  • The safe storage requirement doesn’t apply if a gun owner is either alone in their home or with other people allowed to use the gun.

  • If a person transfers a firearm and a criminal background check is required prior to the transfer, the person is also required to transfer the firearm with a trigger lock or in a locked container.
  • A gun dealer must post in a prominent location a notice, in block letters not less than one inch in height, that states, “The purchaser of a firearm has an obligation to store firearms in a safe manner and to prevent unsupervised access to a firearm by a minor. If a minor or unauthorized person obtains access to a firearm and the owner failed to store the firearm in a safe manner, the owner may be in violation of the law.”
  • Failing to secure a firearm would result in a maximum fine of $500.
  • That fine increases to $2,000 if a minor accesses an unsecured firearm.

(I removed a few points to make sure we’re clear under Fair Use laws. I invite you to go to the above link and read the whole list for yourself.)

I suppose it should be noted that no one should expect there to be any noticeable change in pretty much anything with these laws. All they’ve successfully done is make it more of a pain in the posterior to be a law-abiding gun owner.

Which I suppose is probably the point.

In Oregon, they don’t want you owning guns. They don’t want you having them. They just can’t ban them, so they try to do everything just shy of a ban. Or they’re trying to, anyway.

Oregon still isn’t as bad as many places, to be clear, but they’re working on it. Remember that this is the state that considered restricting firearm capacity to just five rounds. The bill was too extreme even for Oregon, but someone tried it. That’s more than they’ve tried in California, Massachusetts, or New York, just for some perspective.

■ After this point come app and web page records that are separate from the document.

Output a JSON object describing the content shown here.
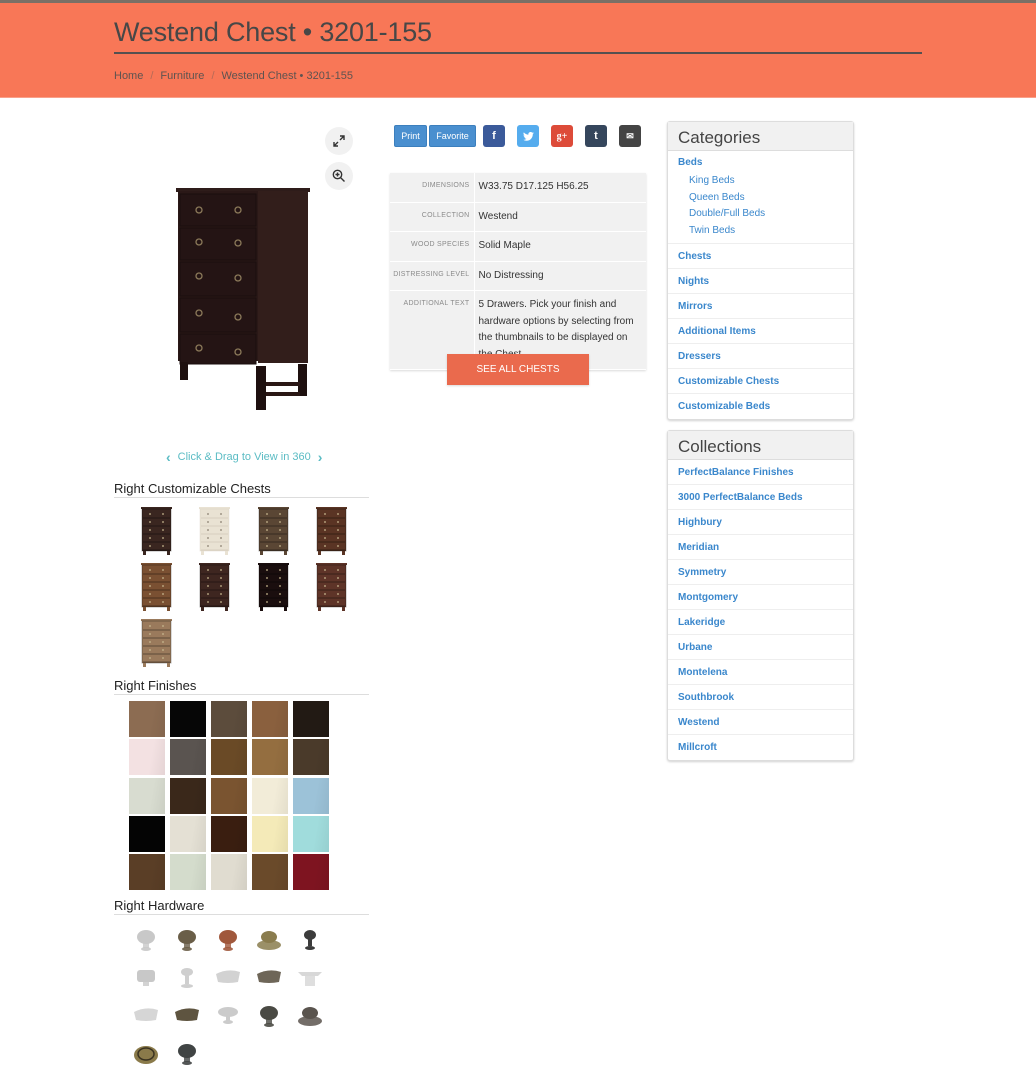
{
  "header": {
    "title": "Westend Chest • 3201-155",
    "breadcrumb": [
      "Home",
      "Furniture",
      "Westend Chest • 3201-155"
    ],
    "breadcrumb_sep": "/",
    "bg_color": "#f87757"
  },
  "viewer": {
    "fullscreen_icon": "expand-icon",
    "zoom_icon": "zoom-in-icon",
    "view360_label": "Click & Drag to View in 360",
    "prev_icon": "chevron-left-icon",
    "next_icon": "chevron-right-icon"
  },
  "sections": {
    "chests_title": "Right Customizable Chests",
    "finishes_title": "Right Finishes",
    "hardware_title": "Right Hardware"
  },
  "chests": [
    {
      "tone": "#3a2620"
    },
    {
      "tone": "#e9e2d3"
    },
    {
      "tone": "#5a4634"
    },
    {
      "tone": "#5a3424"
    },
    {
      "tone": "#7a5032"
    },
    {
      "tone": "#3e2620"
    },
    {
      "tone": "#1a0e0e"
    },
    {
      "tone": "#5e3428"
    },
    {
      "tone": "#9a7a5c"
    }
  ],
  "finishes": [
    "#8c6c52",
    "#060606",
    "#5c4c3c",
    "#8a603e",
    "#221a14",
    "#f3e1e2",
    "#5a5450",
    "#6a4a26",
    "#946e40",
    "#4a3a2a",
    "#d8dcd0",
    "#3a281a",
    "#7a5430",
    "#f2ecd8",
    "#9cc2d8",
    "#040404",
    "#e4e0d4",
    "#3a1e10",
    "#f4eab8",
    "#a0dcdc",
    "#5a3e26",
    "#d4dccc",
    "#e0dcd0",
    "#6a4a2a",
    "#7e1420"
  ],
  "hardware": [
    {
      "color": "#c8c8c8",
      "shape": "round"
    },
    {
      "color": "#6a5e48",
      "shape": "round"
    },
    {
      "color": "#a0583c",
      "shape": "round"
    },
    {
      "color": "#8a7c4e",
      "shape": "backplate"
    },
    {
      "color": "#3c3c3c",
      "shape": "small-round"
    },
    {
      "color": "#c8c8c8",
      "shape": "square"
    },
    {
      "color": "#cfcfcf",
      "shape": "mushroom"
    },
    {
      "color": "#d2d2d2",
      "shape": "oblong"
    },
    {
      "color": "#6e6658",
      "shape": "oblong"
    },
    {
      "color": "#d8d8d8",
      "shape": "square-top"
    },
    {
      "color": "#d6d6d6",
      "shape": "oblong"
    },
    {
      "color": "#5e5440",
      "shape": "oblong"
    },
    {
      "color": "#cbcbcb",
      "shape": "oval"
    },
    {
      "color": "#4a4a44",
      "shape": "round"
    },
    {
      "color": "#5a544e",
      "shape": "backplate"
    },
    {
      "color": "#8a7a4a",
      "shape": "ring"
    },
    {
      "color": "#404444",
      "shape": "round"
    }
  ],
  "actions": {
    "print_label": "Print",
    "favorite_label": "Favorite",
    "social": [
      {
        "name": "facebook",
        "glyph": "f",
        "color": "#3b5a9a"
      },
      {
        "name": "twitter",
        "glyph": "t",
        "color": "#55acee"
      },
      {
        "name": "google-plus",
        "glyph": "g+",
        "color": "#dd4b39"
      },
      {
        "name": "tumblr",
        "glyph": "t",
        "color": "#35465c"
      },
      {
        "name": "email",
        "glyph": "✉",
        "color": "#444444"
      }
    ]
  },
  "specs": [
    {
      "label": "Dimensions",
      "value": "W33.75 D17.125 H56.25"
    },
    {
      "label": "Collection",
      "value": "Westend"
    },
    {
      "label": "Wood Species",
      "value": "Solid Maple"
    },
    {
      "label": "Distressing Level",
      "value": "No Distressing"
    },
    {
      "label": "Additional Text",
      "value": "5 Drawers. Pick your finish and hardware options by selecting from the thumbnails to be displayed on the Chest."
    }
  ],
  "see_all_label": "SEE ALL CHESTS",
  "categories": {
    "title": "Categories",
    "beds": {
      "label": "Beds",
      "children": [
        "King Beds",
        "Queen Beds",
        "Double/Full Beds",
        "Twin Beds"
      ]
    },
    "items": [
      "Chests",
      "Nights",
      "Mirrors",
      "Additional Items",
      "Dressers",
      "Customizable Chests",
      "Customizable Beds"
    ]
  },
  "collections": {
    "title": "Collections",
    "items": [
      "PerfectBalance Finishes",
      "3000 PerfectBalance Beds",
      "Highbury",
      "Meridian",
      "Symmetry",
      "Montgomery",
      "Lakeridge",
      "Urbane",
      "Montelena",
      "Southbrook",
      "Westend",
      "Millcroft"
    ]
  },
  "colors": {
    "link": "#3a87cc",
    "accent_button": "#ea6a4d",
    "view360": "#5bbcc4"
  }
}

It’s a good thing it didn’t pass, but the above-stuff did, and I’d hate for someone to end up in a lurch because they simply didn’t know any different.